The most common problems occur when high energy protons interact with particles in the atmosphere. These particles create showers of secondary protons, electrons and neutrons, which can endanger aircraft and astronauts in space, and can cause short-wave blackout zones on the ground.
High energy protons can also hit Earth’s atmosphere and cause what is called an Auroral Display, which are often seen near the Earth’s magnetic poles during huge solar flares.
For humans, radiation from solar flares can cause temporary changes in our bodies, such as nausea, fatigue, reduced performance, and an increased risk of cancer. Solar flares can also cause interference with satellite communications, GPS systems, and electrical grids.
Flares can also produce high enough levels of radiation to fry electronic components, and can sometimes cause power outages if too powerful.
It’s important to note that large solar flares often come with a warning, so following safety precautions and monitoring warnings before traveling in space or in areas known for high solar flares is recommended.
What would happen if a major solar flare hit Earth?
If a major solar flare hit Earth, it would have a severe impact on our planet. Solar flares are incredibly powerful explosions that occur on the sun’s surface when magnetic energy builds up and is suddenly released as radiation.
This radiation would travel through space and hit Earth’s atmosphere, sending out large bursts of energy. This energy can damage satellites, disrupt communications, and potentially cause blackouts in localized regions.
It could also damage our electrical grid, making it difficult to turn the electricity back on until the damage is fixed. Additionally, a major solar flare could cause an increase in radiation levels, putting people and animals in close areas at risk.
Overall, a major solar flare could have devastating effects on our planet, both on the environment and our population. It is important to monitor solar flares and take the necessary precautions to protect ourselves if one were to occur.
How long would it take to recover from a solar flare?
The amount of time it would take to recover from a solar flare depends on the strength of the flare and the areas affected. If the area affected by the flare is limited, systems may be able to recover relatively quickly, as some parts of the power grid may not need to be taken offline to prevent further damage.
However, more severe solar flares can result in damage that takes much longer to repair. If an electrically powered system is heavily damaged from a solar flare event, the recovery time could range from several hours to several days or longer, depending on the extent of the damage.
Ultimately, the amount of time to recover from a solar flare will depend on the level of damage caused.
When was the last solar storm that hit Earth?
The last major solar storm to hit Earth was known as the Halloween Storm of 2003 and occurred on October 29th to November 3rd of that year.

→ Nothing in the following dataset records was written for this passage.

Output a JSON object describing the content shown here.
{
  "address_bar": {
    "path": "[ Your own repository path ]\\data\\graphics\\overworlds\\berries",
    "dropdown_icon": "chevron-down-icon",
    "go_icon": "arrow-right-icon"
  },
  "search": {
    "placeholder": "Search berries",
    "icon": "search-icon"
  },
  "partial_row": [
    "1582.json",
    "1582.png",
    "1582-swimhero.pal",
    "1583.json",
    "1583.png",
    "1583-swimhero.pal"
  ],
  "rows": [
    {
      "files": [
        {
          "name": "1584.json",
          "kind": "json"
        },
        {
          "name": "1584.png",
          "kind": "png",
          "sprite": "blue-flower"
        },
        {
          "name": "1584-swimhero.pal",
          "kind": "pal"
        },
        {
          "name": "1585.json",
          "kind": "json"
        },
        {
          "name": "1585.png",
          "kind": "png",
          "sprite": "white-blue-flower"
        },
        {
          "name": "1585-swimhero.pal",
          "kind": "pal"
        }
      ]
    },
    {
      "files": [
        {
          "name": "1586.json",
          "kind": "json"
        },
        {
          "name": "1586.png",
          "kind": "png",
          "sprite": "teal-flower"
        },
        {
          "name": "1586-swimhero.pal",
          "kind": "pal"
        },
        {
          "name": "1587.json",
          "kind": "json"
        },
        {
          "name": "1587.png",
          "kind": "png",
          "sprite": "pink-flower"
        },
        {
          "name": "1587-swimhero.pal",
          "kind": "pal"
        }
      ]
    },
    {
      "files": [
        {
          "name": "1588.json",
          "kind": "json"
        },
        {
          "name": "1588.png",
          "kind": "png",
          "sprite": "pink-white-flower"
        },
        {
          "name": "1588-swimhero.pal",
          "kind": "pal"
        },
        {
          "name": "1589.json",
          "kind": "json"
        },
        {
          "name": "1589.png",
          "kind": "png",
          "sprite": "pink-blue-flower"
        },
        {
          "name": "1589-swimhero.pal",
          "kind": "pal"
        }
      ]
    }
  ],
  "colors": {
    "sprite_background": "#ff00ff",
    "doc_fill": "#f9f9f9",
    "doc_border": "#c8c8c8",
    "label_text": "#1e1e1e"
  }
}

The storm was the most powerful solar event of the decade and at its peak, over 17 billion tonnes of charged particles spilled out into space from the Sun.
It was so powerful that the Northern lights were visible from as far south as Philadelphia and the aurora australis shone brightly in the Southern hemisphere. The storm caused a variety of problems on Earth, such as GPS signal interference and blackouts in areas of Sweden.

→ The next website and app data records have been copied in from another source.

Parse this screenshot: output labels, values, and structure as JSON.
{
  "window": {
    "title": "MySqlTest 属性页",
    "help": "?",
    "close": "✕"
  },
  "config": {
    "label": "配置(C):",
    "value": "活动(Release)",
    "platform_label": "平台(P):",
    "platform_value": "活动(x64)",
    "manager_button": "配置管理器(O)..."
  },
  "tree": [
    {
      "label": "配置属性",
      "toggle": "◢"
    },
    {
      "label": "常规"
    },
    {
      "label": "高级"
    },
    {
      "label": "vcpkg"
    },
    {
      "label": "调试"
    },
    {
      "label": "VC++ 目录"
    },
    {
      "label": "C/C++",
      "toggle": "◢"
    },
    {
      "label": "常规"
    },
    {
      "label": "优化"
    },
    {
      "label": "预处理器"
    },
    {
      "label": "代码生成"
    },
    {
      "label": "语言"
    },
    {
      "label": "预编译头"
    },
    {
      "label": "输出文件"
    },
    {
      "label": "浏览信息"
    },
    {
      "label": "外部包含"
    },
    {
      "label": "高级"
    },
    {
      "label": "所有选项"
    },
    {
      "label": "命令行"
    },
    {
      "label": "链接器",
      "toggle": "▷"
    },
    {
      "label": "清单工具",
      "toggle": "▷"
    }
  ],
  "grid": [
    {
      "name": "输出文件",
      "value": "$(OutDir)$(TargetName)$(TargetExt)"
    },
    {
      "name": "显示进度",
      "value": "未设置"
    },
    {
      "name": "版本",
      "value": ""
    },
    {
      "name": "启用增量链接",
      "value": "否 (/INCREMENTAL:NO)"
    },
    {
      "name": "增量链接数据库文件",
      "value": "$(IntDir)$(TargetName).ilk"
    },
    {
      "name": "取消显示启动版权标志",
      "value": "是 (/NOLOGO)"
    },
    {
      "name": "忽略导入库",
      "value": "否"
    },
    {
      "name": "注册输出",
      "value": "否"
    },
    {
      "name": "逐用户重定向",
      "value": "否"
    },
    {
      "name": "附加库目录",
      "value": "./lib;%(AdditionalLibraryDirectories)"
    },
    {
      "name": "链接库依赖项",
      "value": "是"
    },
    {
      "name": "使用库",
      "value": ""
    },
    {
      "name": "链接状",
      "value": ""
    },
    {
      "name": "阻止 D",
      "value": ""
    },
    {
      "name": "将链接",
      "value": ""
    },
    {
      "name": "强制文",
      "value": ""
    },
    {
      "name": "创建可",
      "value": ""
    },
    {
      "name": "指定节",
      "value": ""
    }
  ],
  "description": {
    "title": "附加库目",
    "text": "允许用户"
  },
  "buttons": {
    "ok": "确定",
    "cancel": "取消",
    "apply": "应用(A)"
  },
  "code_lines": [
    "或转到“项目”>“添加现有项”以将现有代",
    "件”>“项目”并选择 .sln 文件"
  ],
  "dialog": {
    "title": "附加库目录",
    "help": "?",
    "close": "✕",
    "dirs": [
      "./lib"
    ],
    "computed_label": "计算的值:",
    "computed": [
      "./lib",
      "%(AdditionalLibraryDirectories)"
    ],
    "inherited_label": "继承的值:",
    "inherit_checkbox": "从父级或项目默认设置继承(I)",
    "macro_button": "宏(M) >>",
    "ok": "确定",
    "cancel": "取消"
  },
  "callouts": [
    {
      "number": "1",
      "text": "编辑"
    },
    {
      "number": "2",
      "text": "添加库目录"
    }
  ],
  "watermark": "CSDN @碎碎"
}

Additionally, it caused energetic particles to penetrate the atmosphere, resulting in increased radiation that posed a slight health risk. This storm was a reminder that we live in a solar system and must always be prepared for the unexpected and the potentially dangerous.